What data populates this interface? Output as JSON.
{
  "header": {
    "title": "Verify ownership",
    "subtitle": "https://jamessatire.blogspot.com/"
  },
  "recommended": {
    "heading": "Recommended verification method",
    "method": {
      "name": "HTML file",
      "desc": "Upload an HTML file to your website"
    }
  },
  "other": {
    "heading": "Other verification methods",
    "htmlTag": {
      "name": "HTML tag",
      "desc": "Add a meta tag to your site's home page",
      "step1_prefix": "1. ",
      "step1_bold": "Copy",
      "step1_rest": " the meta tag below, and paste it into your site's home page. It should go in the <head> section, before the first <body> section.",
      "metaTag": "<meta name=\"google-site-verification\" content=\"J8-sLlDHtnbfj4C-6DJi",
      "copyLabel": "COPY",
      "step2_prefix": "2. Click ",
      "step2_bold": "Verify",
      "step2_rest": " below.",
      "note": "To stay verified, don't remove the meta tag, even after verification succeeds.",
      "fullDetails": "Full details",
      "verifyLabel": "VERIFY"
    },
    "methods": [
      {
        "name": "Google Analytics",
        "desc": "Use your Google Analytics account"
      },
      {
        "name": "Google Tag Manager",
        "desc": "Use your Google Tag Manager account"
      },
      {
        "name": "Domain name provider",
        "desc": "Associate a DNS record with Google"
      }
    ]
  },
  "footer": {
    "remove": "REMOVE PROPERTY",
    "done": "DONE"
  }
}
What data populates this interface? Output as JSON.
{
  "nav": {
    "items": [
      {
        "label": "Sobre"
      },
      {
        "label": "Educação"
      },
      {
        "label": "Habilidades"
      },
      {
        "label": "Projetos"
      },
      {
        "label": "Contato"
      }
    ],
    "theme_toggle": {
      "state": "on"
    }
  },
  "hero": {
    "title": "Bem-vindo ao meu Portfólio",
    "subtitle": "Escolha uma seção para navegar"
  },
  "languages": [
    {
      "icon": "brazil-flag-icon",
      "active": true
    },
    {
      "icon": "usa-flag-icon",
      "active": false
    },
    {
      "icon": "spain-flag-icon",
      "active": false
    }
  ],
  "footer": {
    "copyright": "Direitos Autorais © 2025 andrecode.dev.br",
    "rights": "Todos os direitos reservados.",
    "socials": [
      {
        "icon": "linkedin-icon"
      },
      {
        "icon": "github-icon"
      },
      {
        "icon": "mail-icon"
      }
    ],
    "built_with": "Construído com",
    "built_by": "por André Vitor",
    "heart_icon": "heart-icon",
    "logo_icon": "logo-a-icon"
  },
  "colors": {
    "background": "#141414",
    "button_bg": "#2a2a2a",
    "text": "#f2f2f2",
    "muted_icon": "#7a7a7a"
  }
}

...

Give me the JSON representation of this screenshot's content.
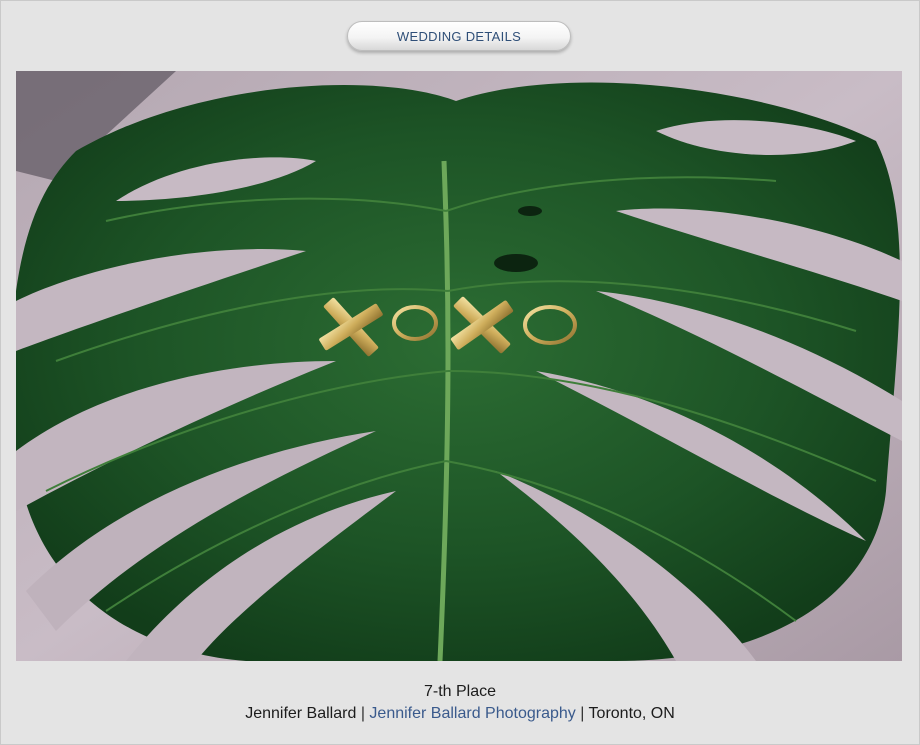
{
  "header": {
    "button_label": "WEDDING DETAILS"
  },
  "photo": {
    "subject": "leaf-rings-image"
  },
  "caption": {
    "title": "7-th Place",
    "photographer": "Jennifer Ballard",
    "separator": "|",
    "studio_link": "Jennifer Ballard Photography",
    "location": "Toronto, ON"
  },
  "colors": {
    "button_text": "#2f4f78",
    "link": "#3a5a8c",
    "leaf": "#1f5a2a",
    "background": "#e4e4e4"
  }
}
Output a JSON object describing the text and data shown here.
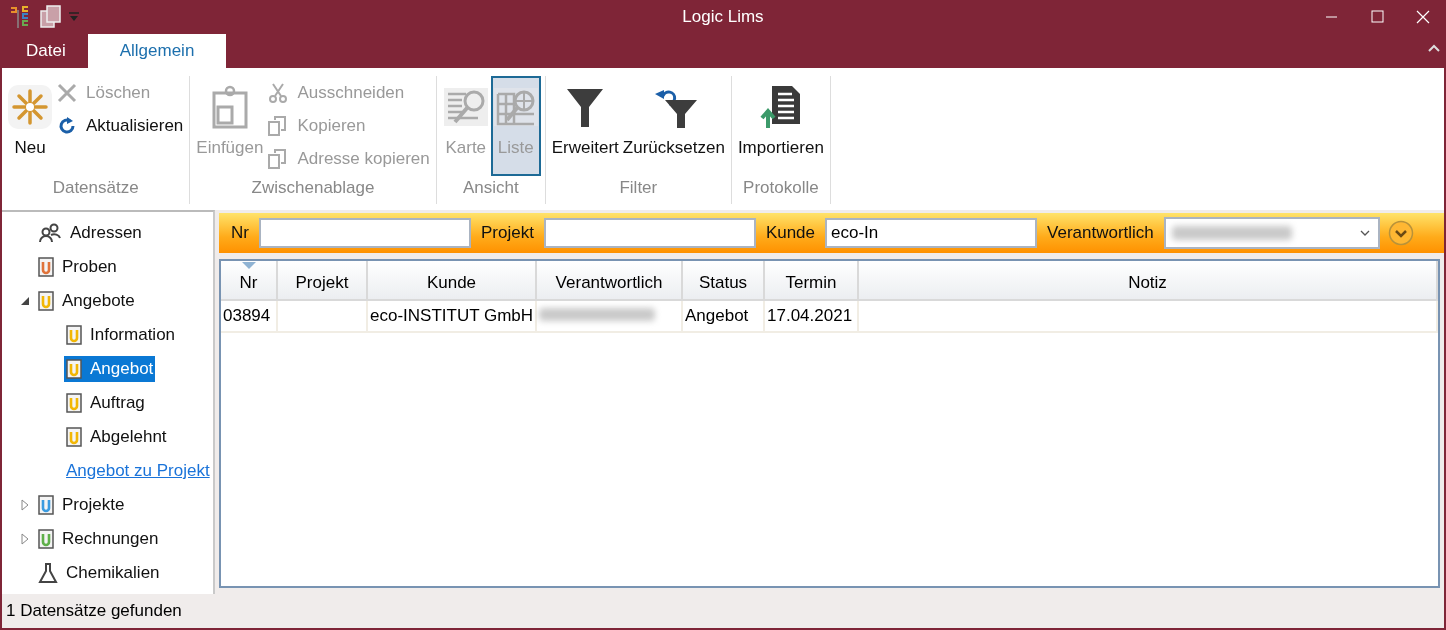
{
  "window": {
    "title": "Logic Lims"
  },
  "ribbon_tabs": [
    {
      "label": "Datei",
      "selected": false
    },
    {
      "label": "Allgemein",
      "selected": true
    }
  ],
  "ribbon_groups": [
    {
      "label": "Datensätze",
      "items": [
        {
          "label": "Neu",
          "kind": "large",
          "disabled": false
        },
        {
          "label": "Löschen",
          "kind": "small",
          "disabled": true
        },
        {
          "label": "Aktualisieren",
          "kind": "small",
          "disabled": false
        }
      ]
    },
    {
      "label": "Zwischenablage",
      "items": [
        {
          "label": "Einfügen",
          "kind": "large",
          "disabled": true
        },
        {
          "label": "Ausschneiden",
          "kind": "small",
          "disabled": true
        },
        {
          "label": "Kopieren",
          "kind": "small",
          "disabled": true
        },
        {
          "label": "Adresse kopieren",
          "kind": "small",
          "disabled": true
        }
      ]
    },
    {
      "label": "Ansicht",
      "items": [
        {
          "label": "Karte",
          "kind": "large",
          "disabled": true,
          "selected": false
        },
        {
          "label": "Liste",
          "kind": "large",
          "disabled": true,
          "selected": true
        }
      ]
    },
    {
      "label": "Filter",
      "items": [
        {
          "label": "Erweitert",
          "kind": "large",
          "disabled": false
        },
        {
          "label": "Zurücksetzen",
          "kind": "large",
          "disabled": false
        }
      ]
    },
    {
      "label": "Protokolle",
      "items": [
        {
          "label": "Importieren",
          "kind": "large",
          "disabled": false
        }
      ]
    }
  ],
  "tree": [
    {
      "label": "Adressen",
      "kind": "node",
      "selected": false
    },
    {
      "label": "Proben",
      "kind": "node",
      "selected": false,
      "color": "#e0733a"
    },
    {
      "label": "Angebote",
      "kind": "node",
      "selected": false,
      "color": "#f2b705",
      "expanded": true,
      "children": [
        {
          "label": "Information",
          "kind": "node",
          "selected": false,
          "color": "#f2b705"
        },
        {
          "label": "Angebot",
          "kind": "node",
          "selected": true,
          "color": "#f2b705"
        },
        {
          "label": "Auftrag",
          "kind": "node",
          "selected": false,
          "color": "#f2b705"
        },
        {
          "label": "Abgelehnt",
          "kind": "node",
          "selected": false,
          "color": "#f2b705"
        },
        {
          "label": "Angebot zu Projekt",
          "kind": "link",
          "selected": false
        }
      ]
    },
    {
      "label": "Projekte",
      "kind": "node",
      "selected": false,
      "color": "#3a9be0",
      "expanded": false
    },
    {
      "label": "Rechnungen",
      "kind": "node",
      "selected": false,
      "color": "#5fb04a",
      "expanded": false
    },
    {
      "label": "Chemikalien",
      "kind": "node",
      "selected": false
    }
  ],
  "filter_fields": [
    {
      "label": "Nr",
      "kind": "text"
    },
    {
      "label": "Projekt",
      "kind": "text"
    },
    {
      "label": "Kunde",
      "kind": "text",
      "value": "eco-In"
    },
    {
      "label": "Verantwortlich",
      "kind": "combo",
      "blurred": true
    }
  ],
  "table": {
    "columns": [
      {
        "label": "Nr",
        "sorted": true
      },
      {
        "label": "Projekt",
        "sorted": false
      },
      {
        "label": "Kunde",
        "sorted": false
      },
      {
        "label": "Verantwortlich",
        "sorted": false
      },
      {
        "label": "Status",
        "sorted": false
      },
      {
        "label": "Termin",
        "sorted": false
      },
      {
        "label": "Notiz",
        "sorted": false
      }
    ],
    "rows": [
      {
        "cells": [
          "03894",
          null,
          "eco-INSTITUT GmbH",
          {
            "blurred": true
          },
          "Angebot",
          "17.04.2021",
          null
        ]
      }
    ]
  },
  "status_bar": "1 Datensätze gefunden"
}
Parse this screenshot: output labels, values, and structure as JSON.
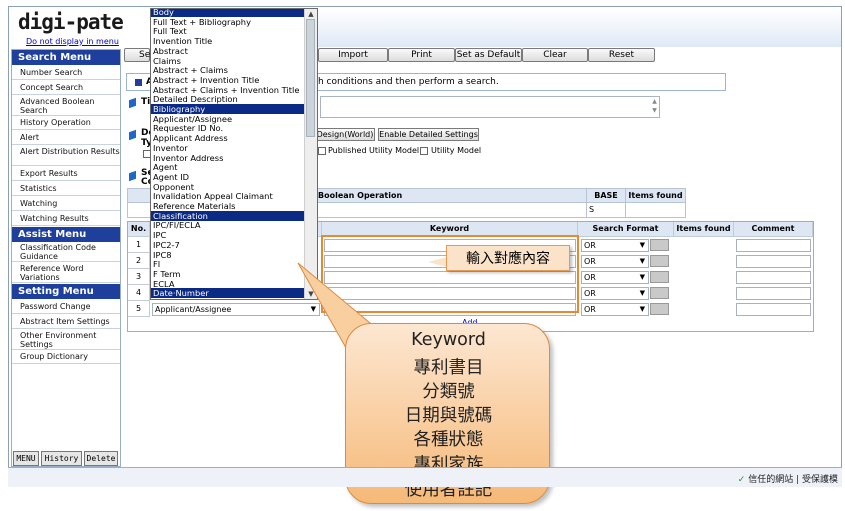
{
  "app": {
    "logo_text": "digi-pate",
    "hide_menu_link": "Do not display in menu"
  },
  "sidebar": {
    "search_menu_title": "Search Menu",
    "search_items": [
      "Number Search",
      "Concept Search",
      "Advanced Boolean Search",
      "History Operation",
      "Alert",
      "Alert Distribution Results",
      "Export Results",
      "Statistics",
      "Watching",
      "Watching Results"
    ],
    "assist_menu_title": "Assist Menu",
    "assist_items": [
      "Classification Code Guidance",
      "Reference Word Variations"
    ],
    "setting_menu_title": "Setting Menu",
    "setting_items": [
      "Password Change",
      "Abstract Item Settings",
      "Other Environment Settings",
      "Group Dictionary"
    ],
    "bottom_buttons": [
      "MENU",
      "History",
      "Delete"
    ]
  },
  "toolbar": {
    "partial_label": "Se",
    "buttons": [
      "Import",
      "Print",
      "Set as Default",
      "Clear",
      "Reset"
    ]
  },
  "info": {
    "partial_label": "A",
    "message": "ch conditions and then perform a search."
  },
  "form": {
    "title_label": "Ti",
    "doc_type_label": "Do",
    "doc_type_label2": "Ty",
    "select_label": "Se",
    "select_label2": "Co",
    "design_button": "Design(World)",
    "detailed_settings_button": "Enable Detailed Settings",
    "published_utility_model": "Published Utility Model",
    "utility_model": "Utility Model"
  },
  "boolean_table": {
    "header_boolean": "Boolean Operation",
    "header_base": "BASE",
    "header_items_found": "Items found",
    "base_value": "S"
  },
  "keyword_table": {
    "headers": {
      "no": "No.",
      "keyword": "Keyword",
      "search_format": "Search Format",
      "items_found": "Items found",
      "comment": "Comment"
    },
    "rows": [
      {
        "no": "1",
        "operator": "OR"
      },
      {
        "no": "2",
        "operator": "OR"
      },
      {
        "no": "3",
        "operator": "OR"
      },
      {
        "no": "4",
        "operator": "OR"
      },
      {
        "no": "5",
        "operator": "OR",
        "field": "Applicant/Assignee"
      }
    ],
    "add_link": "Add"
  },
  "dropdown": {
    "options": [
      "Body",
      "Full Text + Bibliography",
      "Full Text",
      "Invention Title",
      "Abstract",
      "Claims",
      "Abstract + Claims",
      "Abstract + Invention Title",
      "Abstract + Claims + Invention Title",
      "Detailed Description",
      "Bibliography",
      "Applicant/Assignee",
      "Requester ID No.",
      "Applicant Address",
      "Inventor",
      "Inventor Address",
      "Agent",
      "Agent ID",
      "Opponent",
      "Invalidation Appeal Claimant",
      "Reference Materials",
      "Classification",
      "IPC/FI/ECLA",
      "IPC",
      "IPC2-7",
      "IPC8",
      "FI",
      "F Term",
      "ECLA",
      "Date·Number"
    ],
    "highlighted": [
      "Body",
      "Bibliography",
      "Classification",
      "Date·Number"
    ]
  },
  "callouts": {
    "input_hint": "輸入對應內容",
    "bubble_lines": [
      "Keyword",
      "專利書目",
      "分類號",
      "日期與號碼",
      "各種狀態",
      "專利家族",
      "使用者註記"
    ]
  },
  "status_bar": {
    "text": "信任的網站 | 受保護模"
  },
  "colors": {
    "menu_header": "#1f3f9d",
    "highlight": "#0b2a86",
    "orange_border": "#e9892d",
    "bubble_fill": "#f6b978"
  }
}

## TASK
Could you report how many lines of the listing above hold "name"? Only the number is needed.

## EXERCISE OUTPUT
6